The second word Tehoim, has two syllables, Tuh-hoim The first syllable has a hebrew shva. I put it to you that again, the sound there on the first syllable of tehoim, is (ə) the IPA Schwa.
(source- https://torahreading.dafyomireview.com/cd/torah-ashkenaz/01-Bereshit-01-PBereshit-Part01.mp3 )
Here we have a word Mrachefet, the first syllable has a vocal shva, and same as all my other examples, it seems to me that that first syllable has the sound (ə) the IPA Schwa.
Wikipedia could be trying to say that the hebrew shva isn't pronounced as (ə) in any pronunciation, not modern hebrew , not earlier than modern hebrew. Or it could be saying it's not modern and not ancient, but is not denying that ashkenazi and sephardi/mizrahi pronunciation is as (ə). But it seems to me to suggest that it's not pronounced like that and is just a wrong transcription.
If we look on google books at a classic book on biblical hebrew "A grammar of biblical hebrew" by Paul Joüon (Author), T. Muraoka (Author) here We see that it says
On page 47 $8 the authors write "The vocalic shva usually transliterated with either [small superscript e] or [upside down e], something like the 'a' in english about.
on page 50, the end of $8, marked f, it says "In Contemporary Israeli pronunciation there is no phonemic distinction between slient shva and vocal shva pronounced e, the latter being a positional and non-obligatory allophone. Thus [gdolim] is perfectly normal and acceptable alongside [gedolim] for גְּדוֹלִים Similarly, e is heard as a rule at morpheme boundaries, e.g. מְדבר [medaber], יְדבר [yedaber], בְּספר [besefer], וְגָדוֹל [vegadol]"

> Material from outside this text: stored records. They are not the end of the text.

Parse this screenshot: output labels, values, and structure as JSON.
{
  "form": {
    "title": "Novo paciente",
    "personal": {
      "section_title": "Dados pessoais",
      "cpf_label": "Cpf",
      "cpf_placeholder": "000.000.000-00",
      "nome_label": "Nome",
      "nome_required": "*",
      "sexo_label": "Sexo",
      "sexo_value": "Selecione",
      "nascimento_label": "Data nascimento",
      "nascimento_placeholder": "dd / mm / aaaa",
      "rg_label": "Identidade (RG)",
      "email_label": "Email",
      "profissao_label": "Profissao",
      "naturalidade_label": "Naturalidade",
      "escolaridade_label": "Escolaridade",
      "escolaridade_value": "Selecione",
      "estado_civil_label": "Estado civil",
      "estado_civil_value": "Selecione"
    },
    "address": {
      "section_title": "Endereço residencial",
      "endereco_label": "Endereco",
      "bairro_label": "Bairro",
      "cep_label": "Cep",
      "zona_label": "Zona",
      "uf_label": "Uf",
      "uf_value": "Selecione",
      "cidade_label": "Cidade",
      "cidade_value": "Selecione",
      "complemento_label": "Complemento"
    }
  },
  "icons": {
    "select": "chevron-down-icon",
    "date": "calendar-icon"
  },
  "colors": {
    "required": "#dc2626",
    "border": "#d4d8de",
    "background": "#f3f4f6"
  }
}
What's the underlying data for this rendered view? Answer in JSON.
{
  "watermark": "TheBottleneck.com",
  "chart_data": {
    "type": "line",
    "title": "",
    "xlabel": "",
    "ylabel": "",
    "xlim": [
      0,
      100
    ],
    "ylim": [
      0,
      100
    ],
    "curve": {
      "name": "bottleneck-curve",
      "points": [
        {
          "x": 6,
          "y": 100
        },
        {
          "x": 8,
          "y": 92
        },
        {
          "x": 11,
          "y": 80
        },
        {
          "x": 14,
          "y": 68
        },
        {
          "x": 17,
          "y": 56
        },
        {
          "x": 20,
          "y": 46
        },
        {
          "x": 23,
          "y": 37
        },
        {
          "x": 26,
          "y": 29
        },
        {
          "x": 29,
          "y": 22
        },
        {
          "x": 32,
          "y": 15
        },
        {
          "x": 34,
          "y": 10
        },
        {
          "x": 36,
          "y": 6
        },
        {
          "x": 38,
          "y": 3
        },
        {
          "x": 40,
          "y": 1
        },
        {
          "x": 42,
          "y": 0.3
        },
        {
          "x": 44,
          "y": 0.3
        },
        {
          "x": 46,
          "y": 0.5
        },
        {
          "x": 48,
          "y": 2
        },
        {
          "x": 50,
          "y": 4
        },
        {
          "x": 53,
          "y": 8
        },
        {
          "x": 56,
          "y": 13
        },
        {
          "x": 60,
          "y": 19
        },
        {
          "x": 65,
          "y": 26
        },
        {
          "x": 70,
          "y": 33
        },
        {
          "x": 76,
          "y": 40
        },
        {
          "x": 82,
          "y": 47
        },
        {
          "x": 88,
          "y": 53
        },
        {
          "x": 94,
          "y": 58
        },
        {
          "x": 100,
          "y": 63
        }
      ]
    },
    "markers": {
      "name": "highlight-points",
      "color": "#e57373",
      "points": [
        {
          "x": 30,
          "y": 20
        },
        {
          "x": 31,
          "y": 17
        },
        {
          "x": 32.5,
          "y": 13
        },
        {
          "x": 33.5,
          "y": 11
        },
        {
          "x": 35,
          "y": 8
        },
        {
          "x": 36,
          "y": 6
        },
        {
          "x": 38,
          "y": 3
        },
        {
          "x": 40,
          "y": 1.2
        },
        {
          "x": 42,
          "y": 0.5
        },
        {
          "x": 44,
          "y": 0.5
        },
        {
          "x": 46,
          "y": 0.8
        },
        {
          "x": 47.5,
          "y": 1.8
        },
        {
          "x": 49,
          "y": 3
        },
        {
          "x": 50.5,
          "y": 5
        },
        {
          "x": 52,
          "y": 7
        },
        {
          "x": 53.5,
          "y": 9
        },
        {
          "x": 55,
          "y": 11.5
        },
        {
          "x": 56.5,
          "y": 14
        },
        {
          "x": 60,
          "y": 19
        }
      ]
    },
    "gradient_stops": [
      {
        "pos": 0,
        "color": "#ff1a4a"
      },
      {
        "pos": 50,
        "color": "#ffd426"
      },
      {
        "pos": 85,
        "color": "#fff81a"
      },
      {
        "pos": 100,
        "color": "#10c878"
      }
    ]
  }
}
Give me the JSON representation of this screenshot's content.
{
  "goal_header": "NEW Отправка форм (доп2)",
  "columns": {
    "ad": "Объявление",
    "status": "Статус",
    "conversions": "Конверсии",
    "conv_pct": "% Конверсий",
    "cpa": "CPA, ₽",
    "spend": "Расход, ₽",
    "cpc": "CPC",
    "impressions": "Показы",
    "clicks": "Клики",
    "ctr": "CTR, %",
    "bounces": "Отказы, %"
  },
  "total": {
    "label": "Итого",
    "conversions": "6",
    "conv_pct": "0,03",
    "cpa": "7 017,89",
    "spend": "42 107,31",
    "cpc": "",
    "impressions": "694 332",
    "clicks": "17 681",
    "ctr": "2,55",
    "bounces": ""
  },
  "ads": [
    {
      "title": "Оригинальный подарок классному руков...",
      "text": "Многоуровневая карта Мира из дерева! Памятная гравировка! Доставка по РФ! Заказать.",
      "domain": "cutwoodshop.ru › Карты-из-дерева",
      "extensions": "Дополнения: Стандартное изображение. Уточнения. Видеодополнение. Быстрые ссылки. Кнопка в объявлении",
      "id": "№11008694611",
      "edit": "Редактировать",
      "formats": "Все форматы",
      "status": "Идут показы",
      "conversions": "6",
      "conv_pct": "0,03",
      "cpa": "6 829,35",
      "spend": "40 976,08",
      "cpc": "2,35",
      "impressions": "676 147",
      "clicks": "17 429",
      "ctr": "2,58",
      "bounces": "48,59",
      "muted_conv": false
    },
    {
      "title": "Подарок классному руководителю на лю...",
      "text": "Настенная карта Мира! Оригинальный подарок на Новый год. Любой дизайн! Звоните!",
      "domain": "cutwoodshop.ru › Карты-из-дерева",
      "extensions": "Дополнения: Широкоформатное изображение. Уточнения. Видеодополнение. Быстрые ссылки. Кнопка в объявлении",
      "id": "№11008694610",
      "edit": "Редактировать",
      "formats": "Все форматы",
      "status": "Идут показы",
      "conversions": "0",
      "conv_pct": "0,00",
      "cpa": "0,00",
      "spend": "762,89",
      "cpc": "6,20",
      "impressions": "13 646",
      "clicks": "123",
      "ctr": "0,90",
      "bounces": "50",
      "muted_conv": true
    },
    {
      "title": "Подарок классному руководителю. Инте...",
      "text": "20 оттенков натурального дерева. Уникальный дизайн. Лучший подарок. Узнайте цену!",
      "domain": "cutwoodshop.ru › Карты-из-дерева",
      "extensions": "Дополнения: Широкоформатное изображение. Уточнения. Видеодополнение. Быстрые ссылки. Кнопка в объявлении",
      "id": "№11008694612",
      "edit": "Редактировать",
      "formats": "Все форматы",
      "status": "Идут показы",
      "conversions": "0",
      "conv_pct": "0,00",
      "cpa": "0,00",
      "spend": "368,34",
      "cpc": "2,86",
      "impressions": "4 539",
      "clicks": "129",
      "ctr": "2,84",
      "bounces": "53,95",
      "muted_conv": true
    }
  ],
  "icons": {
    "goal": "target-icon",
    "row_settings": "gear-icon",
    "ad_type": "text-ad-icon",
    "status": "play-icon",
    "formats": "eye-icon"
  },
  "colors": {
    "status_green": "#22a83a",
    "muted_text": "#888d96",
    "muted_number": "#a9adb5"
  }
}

So that book says no doubt talking about how the shva na (vocal shva) is pronounced, that it's pronounced "something like the 'a' in english about."
And funnily enough the wikipedia article on shwa admits that is how shwa is pronounced "'a', as in about
Funnily enough there is a shva/shwa on the first syllable of the word shva/shwa(the hebrew vowel / half vowel known as shva/shwa), and wikipedia describes the pronunciation of shva/shwa as
[ʃəˑwɒːʔ]) in "classical pronunciation".
So for wikipedia to say " the schwa vowel has never been pronounced that way, neither in Modern Hebrew nor in any earlier pronunciation" seems wrong and even contradictory. If by earlier it means earlier than modern. If by earlier wikipedia means pre classical thus simply it isn't stating about ashkenazi and sephardi/mizirahi pronunciation of shva, and it's trying to suggest that they have deviated from an original/earlier pronunciation .
Also since that grammar book by Muraoka says "In Contemporary Israeli pronunciation ........Thus [gdolim] is perfectly normal and acceptable alongside [gedolim] for גְּדוֹלִים " it seems it's saying that in modern hebrew, guh-dolim i.e. with the ə is acceptable and normal, alongside e(apparently modern israeli pronunciation pronounces vocal shva as eh like the e in 'bed').
So, is wikipedia wrong on that, and have I got that right?